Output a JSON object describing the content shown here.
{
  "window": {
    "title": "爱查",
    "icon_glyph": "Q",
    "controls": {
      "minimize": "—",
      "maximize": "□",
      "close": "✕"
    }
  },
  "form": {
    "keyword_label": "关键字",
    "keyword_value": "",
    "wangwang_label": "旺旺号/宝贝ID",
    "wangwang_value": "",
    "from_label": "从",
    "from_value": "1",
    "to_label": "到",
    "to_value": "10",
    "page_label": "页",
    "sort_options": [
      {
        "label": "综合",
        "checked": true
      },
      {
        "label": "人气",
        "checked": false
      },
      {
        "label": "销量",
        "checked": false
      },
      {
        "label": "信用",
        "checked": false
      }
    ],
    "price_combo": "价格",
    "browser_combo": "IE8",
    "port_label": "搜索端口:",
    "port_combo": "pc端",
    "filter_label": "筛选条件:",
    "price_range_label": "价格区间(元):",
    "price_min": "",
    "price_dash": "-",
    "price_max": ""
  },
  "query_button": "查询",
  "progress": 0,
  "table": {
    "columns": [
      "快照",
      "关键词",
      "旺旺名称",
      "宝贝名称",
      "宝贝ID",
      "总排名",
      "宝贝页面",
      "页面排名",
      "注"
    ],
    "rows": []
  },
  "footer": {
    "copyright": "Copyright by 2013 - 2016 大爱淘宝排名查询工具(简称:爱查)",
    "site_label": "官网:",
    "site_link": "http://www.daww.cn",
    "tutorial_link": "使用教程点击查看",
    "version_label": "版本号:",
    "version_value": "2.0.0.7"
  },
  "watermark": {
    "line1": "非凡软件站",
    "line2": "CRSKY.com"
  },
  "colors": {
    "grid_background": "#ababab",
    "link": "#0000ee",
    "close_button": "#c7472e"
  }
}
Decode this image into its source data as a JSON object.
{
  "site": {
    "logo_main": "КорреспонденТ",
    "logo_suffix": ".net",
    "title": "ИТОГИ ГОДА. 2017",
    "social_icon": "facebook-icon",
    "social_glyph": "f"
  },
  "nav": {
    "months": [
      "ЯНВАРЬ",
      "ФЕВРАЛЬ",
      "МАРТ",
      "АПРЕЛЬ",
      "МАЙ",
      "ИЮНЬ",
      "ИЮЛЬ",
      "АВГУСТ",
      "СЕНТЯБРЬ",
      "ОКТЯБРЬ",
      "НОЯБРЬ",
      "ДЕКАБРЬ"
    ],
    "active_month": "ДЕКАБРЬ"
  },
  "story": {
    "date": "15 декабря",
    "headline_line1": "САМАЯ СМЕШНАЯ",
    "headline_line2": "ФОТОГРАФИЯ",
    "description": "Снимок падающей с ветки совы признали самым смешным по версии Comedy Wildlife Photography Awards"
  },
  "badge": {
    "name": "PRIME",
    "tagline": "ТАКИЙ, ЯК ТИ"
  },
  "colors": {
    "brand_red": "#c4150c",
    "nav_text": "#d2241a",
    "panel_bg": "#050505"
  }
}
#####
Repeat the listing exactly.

Output a JSON object describing the content shown here.
{
  "window": {
    "title": "爱查",
    "icon_glyph": "Q",
    "controls": {
      "minimize": "—",
      "maximize": "□",
      "close": "✕"
    }
  },
  "form": {
    "keyword_label": "关键字",
    "keyword_value": "",
    "wangwang_label": "旺旺号/宝贝ID",
    "wangwang_value": "",
    "from_label": "从",
    "from_value": "1",
    "to_label": "到",
    "to_value": "10",
    "page_label": "页",
    "sort_options": [
      {
        "label": "综合",
        "checked": true
      },
      {
        "label": "人气",
        "checked": false
      },
      {
        "label": "销量",
        "checked": false
      },
      {
        "label": "信用",
        "checked": false
      }
    ],
    "price_combo": "价格",
    "browser_combo": "IE8",
    "port_label": "搜索端口:",
    "port_combo": "pc端",
    "filter_label": "筛选条件:",
    "price_range_label": "价格区间(元):",
    "price_min": "",
    "price_dash": "-",
    "price_max": ""
  },
  "query_button": "查询",
  "progress": 0,
  "table": {
    "columns": [
      "快照",
      "关键词",
      "旺旺名称",
      "宝贝名称",
      "宝贝ID",
      "总排名",
      "宝贝页面",
      "页面排名",
      "注"
    ],
    "rows": []
  },
  "footer": {
    "copyright": "Copyright by 2013 - 2016 大爱淘宝排名查询工具(简称:爱查)",
    "site_label": "官网:",
    "site_link": "http://www.daww.cn",
    "tutorial_link": "使用教程点击查看",
    "version_label": "版本号:",
    "version_value": "2.0.0.7"
  },
  "watermark": {
    "line1": "非凡软件站",
    "line2": "CRSKY.com"
  },
  "colors": {
    "grid_background": "#ababab",
    "link": "#0000ee",
    "close_button": "#c7472e"
  }
}
Decode this image into its source data as a JSON object.
{
  "site": {
    "logo_main": "КорреспонденТ",
    "logo_suffix": ".net",
    "title": "ИТОГИ ГОДА. 2017",
    "social_icon": "facebook-icon",
    "social_glyph": "f"
  },
  "nav": {
    "months": [
      "ЯНВАРЬ",
      "ФЕВРАЛЬ",
      "МАРТ",
      "АПРЕЛЬ",
      "МАЙ",
      "ИЮНЬ",
      "ИЮЛЬ",
      "АВГУСТ",
      "СЕНТЯБРЬ",
      "ОКТЯБРЬ",
      "НОЯБРЬ",
      "ДЕКАБРЬ"
    ],
    "active_month": "ДЕКАБРЬ"
  },
  "story": {
    "date": "15 декабря",
    "headline_line1": "САМАЯ СМЕШНАЯ",
    "headline_line2": "ФОТОГРАФИЯ",
    "description": "Снимок падающей с ветки совы признали самым смешным по версии Comedy Wildlife Photography Awards"
  },
  "badge": {
    "name": "PRIME",
    "tagline": "ТАКИЙ, ЯК ТИ"
  },
  "colors": {
    "brand_red": "#c4150c",
    "nav_text": "#d2241a",
    "panel_bg": "#050505"
  }
}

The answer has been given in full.